Line filter on the word "your": copy each matching line from the entries.

Component data from apps and pages
↓
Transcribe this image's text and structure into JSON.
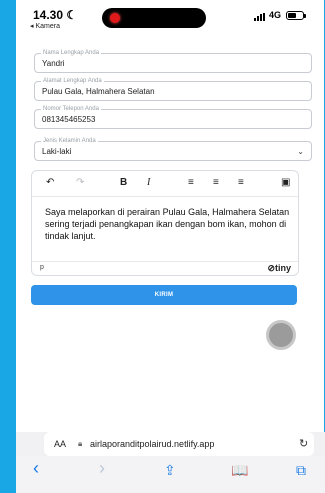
{
  "status": {
    "time": "14.30",
    "back_app": "◂ Kamera",
    "network": "4G"
  },
  "form": {
    "name": {
      "label": "Nama Lengkap Anda",
      "value": "Yandri"
    },
    "address": {
      "label": "Alamat Lengkap Anda",
      "value": "Pulau Gala, Halmahera Selatan"
    },
    "phone": {
      "label": "Nomor Telepon Anda",
      "value": "081345465253"
    },
    "gender": {
      "label": "Jenis Kelamin Anda",
      "value": "Laki-laki"
    }
  },
  "editor": {
    "text": "Saya melaporkan di perairan Pulau Gala, Halmahera Selatan sering terjadi penangkapan ikan dengan bom ikan, mohon di tindak lanjut.",
    "path": "p",
    "brand": "tiny",
    "toolbar": {
      "undo": "↶",
      "redo": "↷",
      "bold": "B",
      "italic": "I",
      "align_left": "≡",
      "align_center": "≡",
      "align_right": "≡",
      "image": "▣"
    }
  },
  "submit_label": "KIRIM",
  "browser": {
    "aa": "AA",
    "url": "airlaporanditpolairud.netlify.app",
    "reload": "↻",
    "nav": {
      "back": "‹",
      "forward": "›",
      "share": "⇪",
      "bookmarks": "📖",
      "tabs": "⧉"
    }
  },
  "icons": [
    "moon-icon",
    "camera-dot-icon",
    "signal-icon",
    "battery-icon",
    "chevron-down-icon",
    "undo-icon",
    "redo-icon",
    "bold-icon",
    "italic-icon",
    "align-left-icon",
    "align-center-icon",
    "align-right-icon",
    "image-icon",
    "lock-icon",
    "reload-icon",
    "back-icon",
    "forward-icon",
    "share-icon",
    "bookmarks-icon",
    "tabs-icon"
  ],
  "colors": {
    "background": "#19a7e6",
    "submit": "#2f94e9",
    "nav_accent": "#1a7be6"
  }
}
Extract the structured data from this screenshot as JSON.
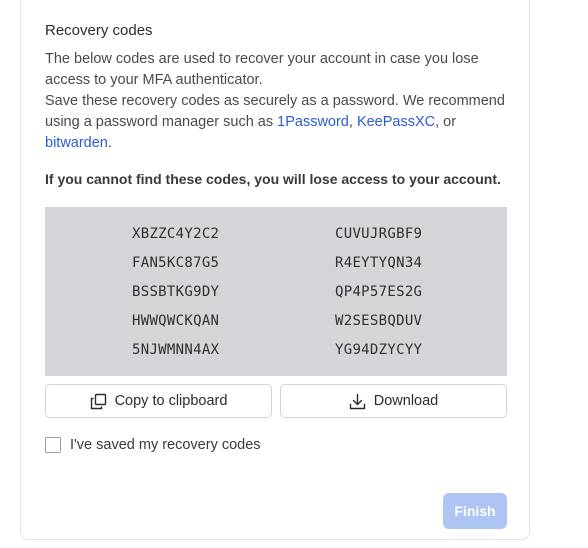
{
  "title": "Recovery codes",
  "description": {
    "line1": "The below codes are used to recover your account in case you lose access to your MFA authenticator.",
    "line2_prefix": "Save these recovery codes as securely as a password. We recommend using a password manager such as ",
    "link_1password": "1Password",
    "sep1": ", ",
    "link_keepassxc": "KeePassXC",
    "sep2": ", or ",
    "link_bitwarden": "bitwarden",
    "suffix": "."
  },
  "warning": "If you cannot find these codes, you will lose access to your account.",
  "codes": {
    "left": [
      "XBZZC4Y2C2",
      "FAN5KC87G5",
      "BSSBTKG9DY",
      "HWWQWCKQAN",
      "5NJWMNN4AX"
    ],
    "right": [
      "CUVUJRGBF9",
      "R4EYTYQN34",
      "QP4P57ES2G",
      "W2SESBQDUV",
      "YG94DZYCYY"
    ]
  },
  "buttons": {
    "copy_label": "Copy to clipboard",
    "copy_icon": "copy-icon",
    "download_label": "Download",
    "download_icon": "download-icon",
    "finish_label": "Finish"
  },
  "checkbox": {
    "label": "I've saved my recovery codes",
    "checked": false
  },
  "colors": {
    "link": "#2a5bd7",
    "codes_bg": "#d3d5d9",
    "finish_disabled_bg": "#aec4f2"
  }
}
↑
Written solution
    "line1": "The below codes are used to recover your account in case you lose access to your MFA authenticator.",
  "warning": "If you cannot find these codes, you will lose access to your account.",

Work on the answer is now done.